It’s easier to access the investment world than ever before. The internet, discount brokers, and the financial media have made it as easy to buy stock as it is to open a savings account at a local bank. That’s great news for people who want to put their money to work but the more open something is, the easier it is to get conned.
Retail investors have the problem of not knowing what they don’t know. Simply put, it’s easy to think that we are sophisticated when it comes to managing our money but studies routinely find that most individuals don’t know nearly as much as they think and that opens them up to well educated thieves who know how to pray on ego in order to get their hands on your money.
There are now an unprecedented amount of “alternative” investments on the market. These are investments that aren’t purchased in the traditional stock or bond market and are usually marketed as open only to certain people. Some are legit but others are cons. Here are some ways to tell the difference.
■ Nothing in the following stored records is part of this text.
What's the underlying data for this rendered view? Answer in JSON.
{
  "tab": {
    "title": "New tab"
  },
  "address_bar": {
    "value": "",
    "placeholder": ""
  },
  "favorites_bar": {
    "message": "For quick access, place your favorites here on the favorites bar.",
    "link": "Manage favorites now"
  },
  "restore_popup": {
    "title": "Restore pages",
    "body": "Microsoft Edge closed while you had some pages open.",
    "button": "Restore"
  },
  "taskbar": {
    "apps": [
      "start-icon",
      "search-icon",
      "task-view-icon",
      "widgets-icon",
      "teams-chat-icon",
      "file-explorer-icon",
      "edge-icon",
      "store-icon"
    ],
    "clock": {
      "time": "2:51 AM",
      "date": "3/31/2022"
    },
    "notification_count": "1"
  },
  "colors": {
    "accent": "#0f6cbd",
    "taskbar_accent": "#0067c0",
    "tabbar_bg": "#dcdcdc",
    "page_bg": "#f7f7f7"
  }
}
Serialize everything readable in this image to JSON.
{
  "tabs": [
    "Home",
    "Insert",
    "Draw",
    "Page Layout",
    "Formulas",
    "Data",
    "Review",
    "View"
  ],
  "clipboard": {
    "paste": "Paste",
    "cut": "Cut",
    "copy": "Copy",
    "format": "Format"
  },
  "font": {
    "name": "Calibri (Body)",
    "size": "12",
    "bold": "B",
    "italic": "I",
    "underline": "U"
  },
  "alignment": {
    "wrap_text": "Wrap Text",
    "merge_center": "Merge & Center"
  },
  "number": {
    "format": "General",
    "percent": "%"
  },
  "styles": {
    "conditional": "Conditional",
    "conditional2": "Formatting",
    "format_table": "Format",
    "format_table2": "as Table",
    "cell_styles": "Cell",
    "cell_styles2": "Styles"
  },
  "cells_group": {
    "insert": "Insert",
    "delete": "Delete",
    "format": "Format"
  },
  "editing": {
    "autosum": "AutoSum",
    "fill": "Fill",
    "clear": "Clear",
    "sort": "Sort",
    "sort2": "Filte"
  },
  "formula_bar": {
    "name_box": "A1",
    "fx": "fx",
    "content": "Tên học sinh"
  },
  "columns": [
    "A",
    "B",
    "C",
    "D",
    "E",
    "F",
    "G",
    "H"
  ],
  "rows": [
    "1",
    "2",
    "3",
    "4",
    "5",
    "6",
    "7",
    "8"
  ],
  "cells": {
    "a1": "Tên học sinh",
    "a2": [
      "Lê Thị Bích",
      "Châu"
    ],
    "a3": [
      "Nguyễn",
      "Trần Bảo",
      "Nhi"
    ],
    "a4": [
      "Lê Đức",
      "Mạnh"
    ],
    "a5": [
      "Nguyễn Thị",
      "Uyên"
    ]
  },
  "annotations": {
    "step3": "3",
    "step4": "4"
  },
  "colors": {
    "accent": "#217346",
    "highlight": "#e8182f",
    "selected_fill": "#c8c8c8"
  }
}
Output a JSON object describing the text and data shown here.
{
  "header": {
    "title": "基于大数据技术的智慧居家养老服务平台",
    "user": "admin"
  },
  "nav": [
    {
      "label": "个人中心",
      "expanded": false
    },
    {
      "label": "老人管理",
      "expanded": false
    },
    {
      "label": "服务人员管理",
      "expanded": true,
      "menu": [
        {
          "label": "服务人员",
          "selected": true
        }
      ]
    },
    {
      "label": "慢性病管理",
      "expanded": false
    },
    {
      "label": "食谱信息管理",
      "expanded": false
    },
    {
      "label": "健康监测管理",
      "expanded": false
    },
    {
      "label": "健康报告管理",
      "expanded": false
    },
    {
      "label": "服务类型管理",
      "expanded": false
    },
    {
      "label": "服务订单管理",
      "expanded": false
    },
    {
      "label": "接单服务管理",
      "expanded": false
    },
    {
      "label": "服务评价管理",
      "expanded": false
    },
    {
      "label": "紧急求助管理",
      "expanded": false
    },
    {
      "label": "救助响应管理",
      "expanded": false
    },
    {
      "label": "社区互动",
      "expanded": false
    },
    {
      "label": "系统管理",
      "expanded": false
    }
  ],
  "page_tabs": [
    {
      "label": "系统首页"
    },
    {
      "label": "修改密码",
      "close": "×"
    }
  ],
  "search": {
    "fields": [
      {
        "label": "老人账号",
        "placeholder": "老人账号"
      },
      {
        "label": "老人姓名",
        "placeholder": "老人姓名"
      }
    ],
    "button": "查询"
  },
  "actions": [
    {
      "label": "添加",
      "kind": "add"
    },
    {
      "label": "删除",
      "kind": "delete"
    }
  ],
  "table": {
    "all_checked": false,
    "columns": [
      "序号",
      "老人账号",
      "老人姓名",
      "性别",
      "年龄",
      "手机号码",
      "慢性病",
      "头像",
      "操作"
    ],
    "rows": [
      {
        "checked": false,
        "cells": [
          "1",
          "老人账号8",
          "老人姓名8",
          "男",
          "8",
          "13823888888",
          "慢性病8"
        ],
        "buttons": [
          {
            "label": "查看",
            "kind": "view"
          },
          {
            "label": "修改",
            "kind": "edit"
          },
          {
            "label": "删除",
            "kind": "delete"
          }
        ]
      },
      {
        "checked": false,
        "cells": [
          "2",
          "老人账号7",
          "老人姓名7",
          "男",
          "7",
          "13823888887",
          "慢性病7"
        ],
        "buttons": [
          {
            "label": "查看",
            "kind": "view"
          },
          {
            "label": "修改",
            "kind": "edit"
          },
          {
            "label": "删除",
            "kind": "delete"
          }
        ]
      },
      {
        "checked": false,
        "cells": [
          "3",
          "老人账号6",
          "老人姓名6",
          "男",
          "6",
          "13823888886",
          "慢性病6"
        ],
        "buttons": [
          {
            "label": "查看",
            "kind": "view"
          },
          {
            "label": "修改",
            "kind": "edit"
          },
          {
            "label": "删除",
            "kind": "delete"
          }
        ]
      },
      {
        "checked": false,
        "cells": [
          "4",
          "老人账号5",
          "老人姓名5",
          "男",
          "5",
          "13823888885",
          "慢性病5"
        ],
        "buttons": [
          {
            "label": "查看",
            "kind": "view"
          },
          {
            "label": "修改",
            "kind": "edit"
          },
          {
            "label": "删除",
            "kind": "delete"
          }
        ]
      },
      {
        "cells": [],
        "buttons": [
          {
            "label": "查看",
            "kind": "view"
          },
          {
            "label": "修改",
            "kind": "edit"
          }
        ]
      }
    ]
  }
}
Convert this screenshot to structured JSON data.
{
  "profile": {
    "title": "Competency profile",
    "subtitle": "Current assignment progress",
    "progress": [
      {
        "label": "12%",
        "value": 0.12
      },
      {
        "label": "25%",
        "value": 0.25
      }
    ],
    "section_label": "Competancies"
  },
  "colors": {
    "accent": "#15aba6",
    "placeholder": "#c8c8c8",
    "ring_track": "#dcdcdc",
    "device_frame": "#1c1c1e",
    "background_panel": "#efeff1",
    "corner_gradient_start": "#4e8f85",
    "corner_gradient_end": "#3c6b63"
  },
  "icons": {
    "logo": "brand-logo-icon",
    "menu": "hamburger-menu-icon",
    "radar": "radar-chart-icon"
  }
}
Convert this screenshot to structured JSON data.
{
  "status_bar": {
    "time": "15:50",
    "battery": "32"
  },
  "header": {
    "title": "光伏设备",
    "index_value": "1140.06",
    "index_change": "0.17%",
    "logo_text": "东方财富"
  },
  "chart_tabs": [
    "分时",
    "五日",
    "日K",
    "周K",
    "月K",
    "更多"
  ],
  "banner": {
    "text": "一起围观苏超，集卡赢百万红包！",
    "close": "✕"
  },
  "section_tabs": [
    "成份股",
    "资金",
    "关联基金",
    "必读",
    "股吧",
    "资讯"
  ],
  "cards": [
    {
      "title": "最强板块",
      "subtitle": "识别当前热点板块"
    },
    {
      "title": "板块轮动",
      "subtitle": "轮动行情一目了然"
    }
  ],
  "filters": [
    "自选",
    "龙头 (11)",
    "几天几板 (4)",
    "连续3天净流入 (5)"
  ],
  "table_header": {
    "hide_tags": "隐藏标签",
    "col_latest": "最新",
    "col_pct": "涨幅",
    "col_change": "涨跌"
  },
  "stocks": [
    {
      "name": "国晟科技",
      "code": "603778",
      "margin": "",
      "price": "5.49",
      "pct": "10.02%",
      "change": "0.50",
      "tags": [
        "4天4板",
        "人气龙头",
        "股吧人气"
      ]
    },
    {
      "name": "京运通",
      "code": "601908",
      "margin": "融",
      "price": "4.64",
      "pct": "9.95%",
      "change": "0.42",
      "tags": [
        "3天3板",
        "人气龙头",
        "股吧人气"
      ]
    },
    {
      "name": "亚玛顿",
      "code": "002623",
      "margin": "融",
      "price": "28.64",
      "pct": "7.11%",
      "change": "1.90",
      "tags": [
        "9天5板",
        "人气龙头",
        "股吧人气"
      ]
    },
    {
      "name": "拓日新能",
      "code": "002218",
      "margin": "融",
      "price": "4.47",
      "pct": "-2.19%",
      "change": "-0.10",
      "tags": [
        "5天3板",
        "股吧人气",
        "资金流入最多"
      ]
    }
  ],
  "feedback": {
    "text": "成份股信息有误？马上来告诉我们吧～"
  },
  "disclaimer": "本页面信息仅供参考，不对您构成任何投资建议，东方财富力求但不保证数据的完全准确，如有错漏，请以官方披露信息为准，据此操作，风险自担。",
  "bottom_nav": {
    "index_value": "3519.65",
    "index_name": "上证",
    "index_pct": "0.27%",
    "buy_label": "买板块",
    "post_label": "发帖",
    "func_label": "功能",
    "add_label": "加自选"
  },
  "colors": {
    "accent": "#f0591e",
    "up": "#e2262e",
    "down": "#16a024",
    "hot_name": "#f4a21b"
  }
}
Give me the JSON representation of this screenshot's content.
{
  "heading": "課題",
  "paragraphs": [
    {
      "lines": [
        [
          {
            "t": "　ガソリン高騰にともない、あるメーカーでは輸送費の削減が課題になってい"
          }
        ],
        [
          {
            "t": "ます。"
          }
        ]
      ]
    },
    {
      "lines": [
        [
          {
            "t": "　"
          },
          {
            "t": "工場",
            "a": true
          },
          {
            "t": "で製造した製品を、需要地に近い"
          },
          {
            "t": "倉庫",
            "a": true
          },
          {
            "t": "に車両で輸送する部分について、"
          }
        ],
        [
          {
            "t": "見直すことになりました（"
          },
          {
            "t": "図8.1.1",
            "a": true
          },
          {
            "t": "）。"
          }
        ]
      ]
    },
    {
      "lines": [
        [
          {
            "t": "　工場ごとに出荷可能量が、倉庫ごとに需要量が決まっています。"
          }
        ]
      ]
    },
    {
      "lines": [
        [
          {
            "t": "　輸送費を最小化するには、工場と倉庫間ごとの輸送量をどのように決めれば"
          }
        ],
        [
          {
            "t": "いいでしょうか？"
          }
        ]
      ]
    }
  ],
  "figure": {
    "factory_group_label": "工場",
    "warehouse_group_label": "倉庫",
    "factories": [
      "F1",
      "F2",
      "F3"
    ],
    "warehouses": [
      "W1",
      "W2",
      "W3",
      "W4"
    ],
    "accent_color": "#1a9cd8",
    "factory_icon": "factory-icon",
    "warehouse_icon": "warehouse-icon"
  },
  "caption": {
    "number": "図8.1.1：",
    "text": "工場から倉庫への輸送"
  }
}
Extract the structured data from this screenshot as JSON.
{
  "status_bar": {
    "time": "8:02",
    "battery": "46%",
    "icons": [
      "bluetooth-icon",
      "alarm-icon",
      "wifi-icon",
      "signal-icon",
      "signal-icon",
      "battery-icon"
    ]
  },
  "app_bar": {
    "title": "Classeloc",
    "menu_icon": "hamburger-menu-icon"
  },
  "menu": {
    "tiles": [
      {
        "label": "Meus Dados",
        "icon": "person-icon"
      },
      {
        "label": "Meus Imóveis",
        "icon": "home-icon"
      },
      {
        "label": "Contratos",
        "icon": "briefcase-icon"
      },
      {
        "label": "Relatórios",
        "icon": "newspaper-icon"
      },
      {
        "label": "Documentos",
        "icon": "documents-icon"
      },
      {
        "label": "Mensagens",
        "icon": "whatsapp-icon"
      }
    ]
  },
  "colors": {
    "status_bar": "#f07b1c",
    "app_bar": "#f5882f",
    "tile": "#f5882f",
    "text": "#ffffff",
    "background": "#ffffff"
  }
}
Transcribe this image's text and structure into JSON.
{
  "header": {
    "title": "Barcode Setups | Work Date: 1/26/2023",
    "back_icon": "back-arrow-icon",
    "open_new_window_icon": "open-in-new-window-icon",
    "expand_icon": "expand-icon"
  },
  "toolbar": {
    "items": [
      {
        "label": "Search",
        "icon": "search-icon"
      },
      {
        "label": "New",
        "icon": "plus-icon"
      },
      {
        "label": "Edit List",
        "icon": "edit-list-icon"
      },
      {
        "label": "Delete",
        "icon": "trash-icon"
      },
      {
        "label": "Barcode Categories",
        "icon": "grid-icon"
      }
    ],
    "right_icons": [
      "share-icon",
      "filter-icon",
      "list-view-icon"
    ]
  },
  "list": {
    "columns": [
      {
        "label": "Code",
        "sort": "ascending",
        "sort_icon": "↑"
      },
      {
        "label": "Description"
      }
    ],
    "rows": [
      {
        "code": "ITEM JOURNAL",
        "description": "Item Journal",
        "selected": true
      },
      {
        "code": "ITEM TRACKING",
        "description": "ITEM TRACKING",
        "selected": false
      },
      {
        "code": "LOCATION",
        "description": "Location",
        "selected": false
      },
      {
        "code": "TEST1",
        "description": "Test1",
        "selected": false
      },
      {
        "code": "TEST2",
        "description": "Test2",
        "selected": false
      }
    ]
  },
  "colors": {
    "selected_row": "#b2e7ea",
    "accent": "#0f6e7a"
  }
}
Investment advisers are not allowed to guarantee returns. If you read a prospectus of a mutual fund in your 401(k) account, you’ll notice that nowhere does it say what you will earn in the futuere. It will provide historical data but it won’t guarantee future results. In fact, if you read far enough, you’ll find a disclaimer saying that they can’t guarantee anything.
If somebody tells you a great story about an exclusive investment that guarantees a certain return, it’s not worth your time. Run away!
“Game Changing Technology”
A certain startup company has just invented a technology or miracle drug that is going to be a game changer and that’s why you should get in on this stock (normally a penny stock) before everybody else finds out. If that’s the case, why did they single you out and why is the stock still priced at 10 cents? Most “game changers” happen in larger companies who have the R&D capital to fund the research. This is likely a penny stock pump and dump scheme.
Hard to Find Figures
Small companies listed on alternate exchanges like the Pink Sheets don’t file reports as often as larger companies listed on the NASDAQ or other major exchange. If you can’t find the information you need to adequately research the company, why should you invest? There are plenty of companies with easy to find information that are more worth your money.
It’s Too Easy
Making money in the markets is exceedingly difficult and beating the market is almost impossible over the longer term. If the methodology doesn’t make sense to you or the gains seem way too large (Bernie Madoff) it’s most likely not something that deserves your time or money.
The best way to avoid a scam is to keep your ego in check. Many of the best investors have fallen victim to their own ego thinking they could make money in places where other people don’t notice. In the modern age of easy to find information there are no secret hiding places and if there are, they are illegal. If you’re a retail investor, stick with the big stock and bond markets and buy large companies that have a track record of success